Should the animal or rider collect money? There is no simple answer to this. For the hobby horse rider it is undoubtedly easier as an appropriate receptacle can be carried around and ‘waved’ at the crowd whilst saying suitable things; “Anyone not paid twice!”, “Keep the shiny metal things; I’m happy with the tatty old bits of paper!”, “This is the age of equality, that gives me the right to take money off everyone!” and so on.
Obviously as a hooden horse, the master must remain silent at all times, but there are those animals which have a mechanism in their mouths which deposit money into a bag through a hole in their bottom jaw. The animal can therefore ‘eat’ money.
However, the ability to collect does have its down side. It controls the behaviour of the animal quite considerably. The rider does not want to be leaping around whilst holding a hat full of loose change, if the hooden animal’s bag is large then there is a danger of the rider being hit on the head by a full bag of cash. Similarly if the audience see the beast as foul-tempered and snapping a people, they are not going to put their hands in its mouth just to give money.
If you are making your animal from the ground up, then you need to consider what you want it to be like before sketching out ideas. If your beast is a feisty character that is going to be leaping around and chasing people, or running through the dances, then you do not want something that weighs a ton and a half, for obvious reasons.
Choose your materials carefully, talk to existing masters who have similar animals to the one you will be making and find out what the pros and cons and pitfalls are before embarking on your project.
Above all though the design should be simple; let the audience make up their own minds about what it is.
A good tip is to watch animals in the wild – wildlife TV progs, on-line resources, etc, see how the animals behave when frightened, cross, at play, sleeping etc and indeed, how they act when doing normal everyday things; scratching, yawning, sneezing, greeting others of the same species, and so on.
One of the most important things is, whether hooden or hobby, the audience should never see the master changing into the animal as it detracts from the effect. It is not always possible to hide whilst dressing, but the fewer people see you becoming the animal the better
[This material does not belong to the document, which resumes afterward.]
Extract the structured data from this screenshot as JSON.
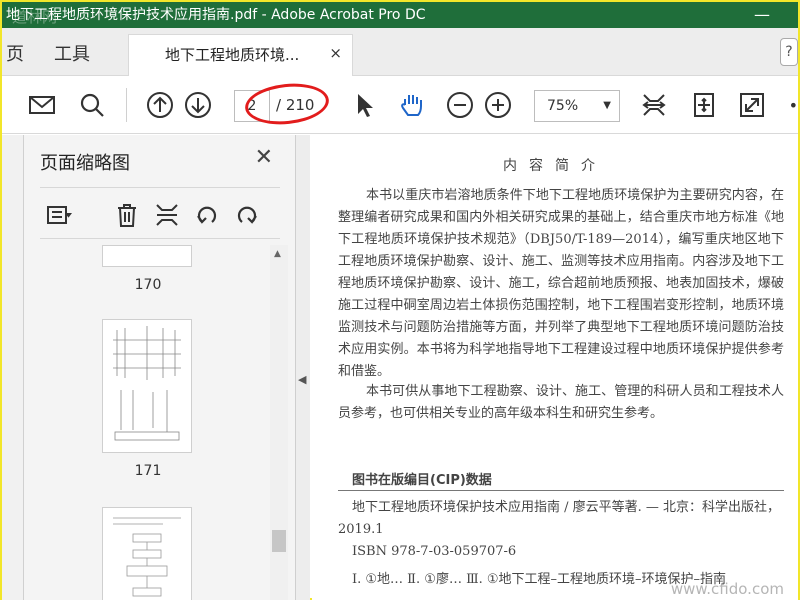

The Morris Animal is a beast with its roots in history, it is the thing of myth and legend, it is your friend, it is your worst nightmare. The beast will attack men, terrify children, and molest women, or it will be the fool, the jester, the juvenile, and these things in good measure will provide you, the master, with hours of fun and the appropriate level of mysticism to bring just the right level of fear to the audience; this is after all what they want; that little bit of adrenalin; entertainment; a show..